◆ **REQUIRED WORK**: Keep each entry exactly as written when you repeat it, and skip the images.

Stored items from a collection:
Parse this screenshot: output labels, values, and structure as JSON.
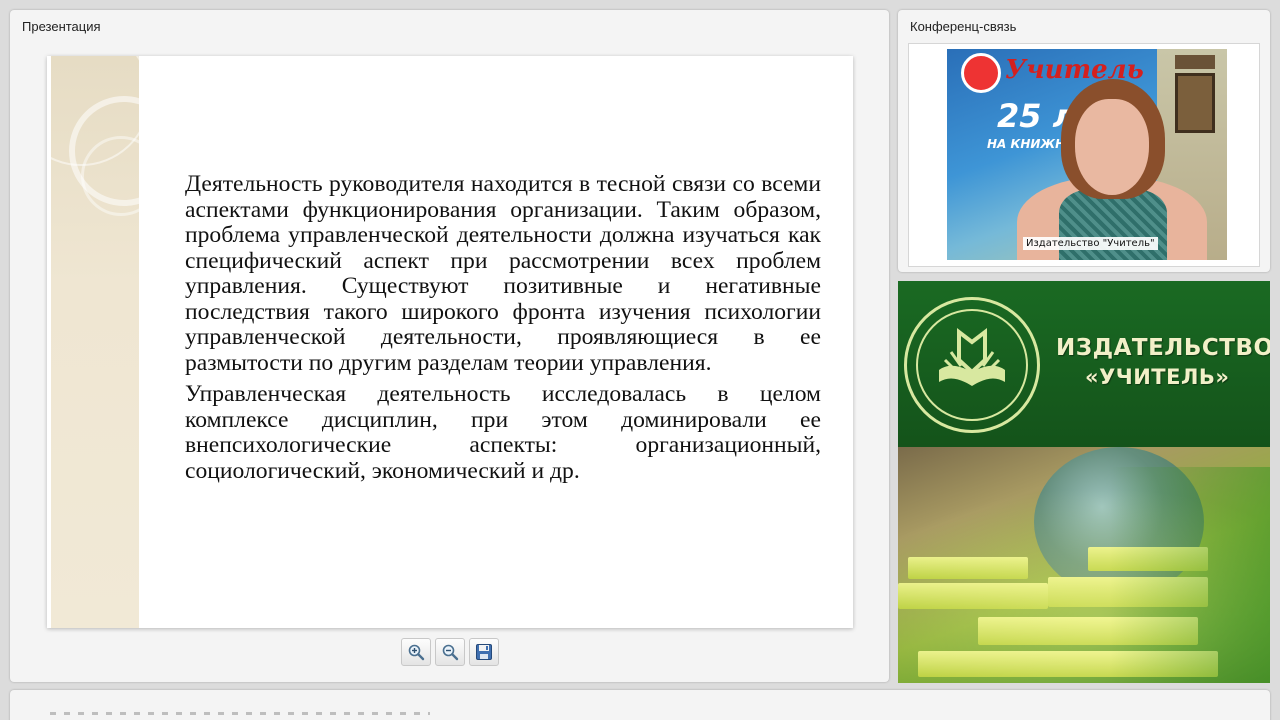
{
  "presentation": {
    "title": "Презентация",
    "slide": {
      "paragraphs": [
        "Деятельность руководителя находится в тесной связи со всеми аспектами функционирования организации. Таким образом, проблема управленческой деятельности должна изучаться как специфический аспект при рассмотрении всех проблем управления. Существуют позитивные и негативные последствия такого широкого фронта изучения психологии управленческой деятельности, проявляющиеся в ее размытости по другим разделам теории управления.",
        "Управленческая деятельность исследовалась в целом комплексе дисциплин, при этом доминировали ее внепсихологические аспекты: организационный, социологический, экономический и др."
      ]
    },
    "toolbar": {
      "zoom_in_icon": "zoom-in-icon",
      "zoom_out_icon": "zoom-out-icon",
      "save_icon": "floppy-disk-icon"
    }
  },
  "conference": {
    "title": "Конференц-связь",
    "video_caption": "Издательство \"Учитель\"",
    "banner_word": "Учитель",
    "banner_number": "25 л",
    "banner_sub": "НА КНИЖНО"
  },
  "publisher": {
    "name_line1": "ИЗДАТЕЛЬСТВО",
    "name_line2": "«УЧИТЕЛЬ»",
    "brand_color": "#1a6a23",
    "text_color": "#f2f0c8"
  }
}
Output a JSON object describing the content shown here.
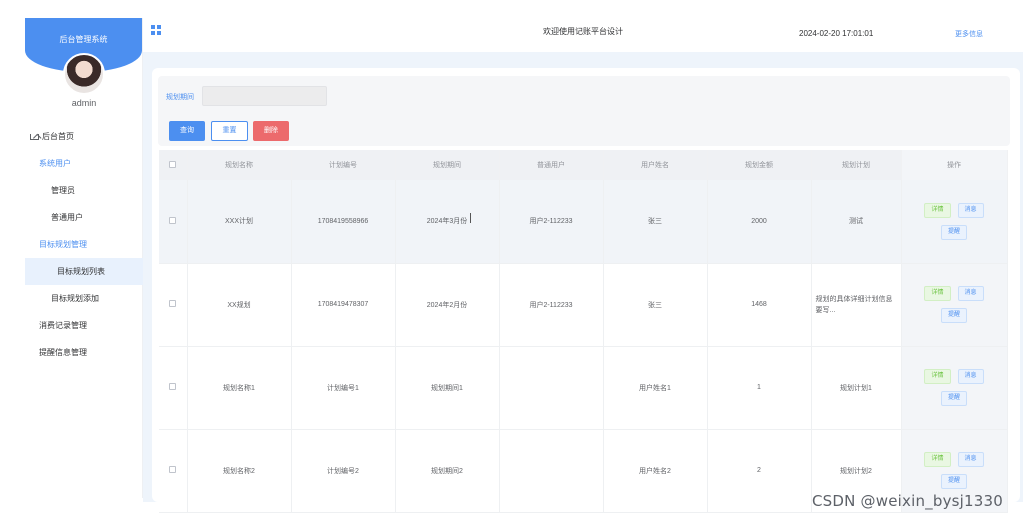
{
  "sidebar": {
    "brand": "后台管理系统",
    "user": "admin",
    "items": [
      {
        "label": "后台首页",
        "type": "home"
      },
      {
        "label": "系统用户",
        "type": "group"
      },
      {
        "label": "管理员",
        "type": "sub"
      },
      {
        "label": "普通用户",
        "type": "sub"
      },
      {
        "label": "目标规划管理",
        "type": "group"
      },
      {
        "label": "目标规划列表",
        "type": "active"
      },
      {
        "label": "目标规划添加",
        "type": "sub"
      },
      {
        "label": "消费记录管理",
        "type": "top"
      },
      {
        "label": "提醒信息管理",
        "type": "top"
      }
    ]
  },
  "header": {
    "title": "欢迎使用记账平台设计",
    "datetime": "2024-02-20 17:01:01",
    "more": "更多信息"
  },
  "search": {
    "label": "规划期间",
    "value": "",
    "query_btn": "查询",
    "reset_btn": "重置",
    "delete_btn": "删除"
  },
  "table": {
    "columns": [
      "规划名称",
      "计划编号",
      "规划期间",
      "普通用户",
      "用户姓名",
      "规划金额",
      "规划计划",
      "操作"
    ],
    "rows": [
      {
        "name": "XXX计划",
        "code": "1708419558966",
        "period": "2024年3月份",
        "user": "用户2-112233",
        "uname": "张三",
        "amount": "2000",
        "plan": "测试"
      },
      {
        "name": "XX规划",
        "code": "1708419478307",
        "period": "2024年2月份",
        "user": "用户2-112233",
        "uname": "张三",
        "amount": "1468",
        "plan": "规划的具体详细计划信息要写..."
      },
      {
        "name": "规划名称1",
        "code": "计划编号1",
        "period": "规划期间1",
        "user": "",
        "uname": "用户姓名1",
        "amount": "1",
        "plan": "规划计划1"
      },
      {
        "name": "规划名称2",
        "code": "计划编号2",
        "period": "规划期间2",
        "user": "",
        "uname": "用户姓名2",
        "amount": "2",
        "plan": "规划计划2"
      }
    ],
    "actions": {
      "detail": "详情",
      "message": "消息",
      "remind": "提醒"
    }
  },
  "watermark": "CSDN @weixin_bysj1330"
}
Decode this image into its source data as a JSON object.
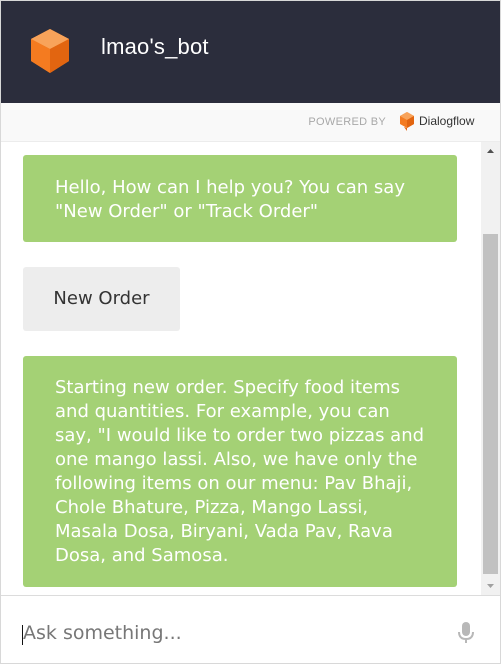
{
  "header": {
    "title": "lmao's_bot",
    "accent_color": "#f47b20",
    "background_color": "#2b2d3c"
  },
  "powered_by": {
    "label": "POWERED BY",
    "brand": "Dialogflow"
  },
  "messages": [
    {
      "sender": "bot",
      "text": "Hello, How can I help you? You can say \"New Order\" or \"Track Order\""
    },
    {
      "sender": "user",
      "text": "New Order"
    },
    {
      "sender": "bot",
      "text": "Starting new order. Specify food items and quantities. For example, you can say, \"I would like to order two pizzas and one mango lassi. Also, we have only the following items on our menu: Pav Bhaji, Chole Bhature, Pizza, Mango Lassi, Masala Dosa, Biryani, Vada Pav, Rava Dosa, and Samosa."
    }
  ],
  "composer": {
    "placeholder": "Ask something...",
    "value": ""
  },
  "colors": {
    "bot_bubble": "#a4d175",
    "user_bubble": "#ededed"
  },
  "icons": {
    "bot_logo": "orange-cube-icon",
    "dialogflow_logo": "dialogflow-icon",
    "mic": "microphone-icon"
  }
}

◆ **OUTPUT**:
Parse this screenshot: output labels, values, and structure as JSON.
{
  "presentation": {
    "title": "Презентация",
    "slide": {
      "paragraphs": [
        "Деятельность руководителя находится в тесной связи со всеми аспектами функционирования организации. Таким образом, проблема управленческой деятельности должна изучаться как специфический аспект при рассмотрении всех проблем управления. Существуют позитивные и негативные последствия такого широкого фронта изучения психологии управленческой деятельности, проявляющиеся в ее размытости по другим разделам теории управления.",
        "Управленческая деятельность исследовалась в целом комплексе дисциплин, при этом доминировали ее внепсихологические аспекты: организационный, социологический, экономический и др."
      ]
    },
    "toolbar": {
      "zoom_in_icon": "zoom-in-icon",
      "zoom_out_icon": "zoom-out-icon",
      "save_icon": "floppy-disk-icon"
    }
  },
  "conference": {
    "title": "Конференц-связь",
    "video_caption": "Издательство \"Учитель\"",
    "banner_word": "Учитель",
    "banner_number": "25 л",
    "banner_sub": "НА КНИЖНО"
  },
  "publisher": {
    "name_line1": "ИЗДАТЕЛЬСТВО",
    "name_line2": "«УЧИТЕЛЬ»",
    "brand_color": "#1a6a23",
    "text_color": "#f2f0c8"
  }
}
Output a JSON object describing the content shown here.
{
  "sidebar": {
    "brand": "后台管理系统",
    "user": "admin",
    "items": [
      {
        "label": "后台首页",
        "type": "home"
      },
      {
        "label": "系统用户",
        "type": "group"
      },
      {
        "label": "管理员",
        "type": "sub"
      },
      {
        "label": "普通用户",
        "type": "sub"
      },
      {
        "label": "目标规划管理",
        "type": "group"
      },
      {
        "label": "目标规划列表",
        "type": "active"
      },
      {
        "label": "目标规划添加",
        "type": "sub"
      },
      {
        "label": "消费记录管理",
        "type": "top"
      },
      {
        "label": "提醒信息管理",
        "type": "top"
      }
    ]
  },
  "header": {
    "title": "欢迎使用记账平台设计",
    "datetime": "2024-02-20 17:01:01",
    "more": "更多信息"
  },
  "search": {
    "label": "规划期间",
    "value": "",
    "query_btn": "查询",
    "reset_btn": "重置",
    "delete_btn": "删除"
  },
  "table": {
    "columns": [
      "规划名称",
      "计划编号",
      "规划期间",
      "普通用户",
      "用户姓名",
      "规划金额",
      "规划计划",
      "操作"
    ],
    "rows": [
      {
        "name": "XXX计划",
        "code": "1708419558966",
        "period": "2024年3月份",
        "user": "用户2-112233",
        "uname": "张三",
        "amount": "2000",
        "plan": "测试"
      },
      {
        "name": "XX规划",
        "code": "1708419478307",
        "period": "2024年2月份",
        "user": "用户2-112233",
        "uname": "张三",
        "amount": "1468",
        "plan": "规划的具体详细计划信息要写..."
      },
      {
        "name": "规划名称1",
        "code": "计划编号1",
        "period": "规划期间1",
        "user": "",
        "uname": "用户姓名1",
        "amount": "1",
        "plan": "规划计划1"
      },
      {
        "name": "规划名称2",
        "code": "计划编号2",
        "period": "规划期间2",
        "user": "",
        "uname": "用户姓名2",
        "amount": "2",
        "plan": "规划计划2"
      }
    ],
    "actions": {
      "detail": "详情",
      "message": "消息",
      "remind": "提醒"
    }
  },
  "watermark": "CSDN @weixin_bysj1330"
}
Decode this image into its source data as a JSON object.
{
  "header": {
    "title": "lmao's_bot",
    "accent_color": "#f47b20",
    "background_color": "#2b2d3c"
  },
  "powered_by": {
    "label": "POWERED BY",
    "brand": "Dialogflow"
  },
  "messages": [
    {
      "sender": "bot",
      "text": "Hello, How can I help you? You can say \"New Order\" or \"Track Order\""
    },
    {
      "sender": "user",
      "text": "New Order"
    },
    {
      "sender": "bot",
      "text": "Starting new order. Specify food items and quantities. For example, you can say, \"I would like to order two pizzas and one mango lassi. Also, we have only the following items on our menu: Pav Bhaji, Chole Bhature, Pizza, Mango Lassi, Masala Dosa, Biryani, Vada Pav, Rava Dosa, and Samosa."
    }
  ],
  "composer": {
    "placeholder": "Ask something...",
    "value": ""
  },
  "colors": {
    "bot_bubble": "#a4d175",
    "user_bubble": "#ededed"
  },
  "icons": {
    "bot_logo": "orange-cube-icon",
    "dialogflow_logo": "dialogflow-icon",
    "mic": "microphone-icon"
  }
}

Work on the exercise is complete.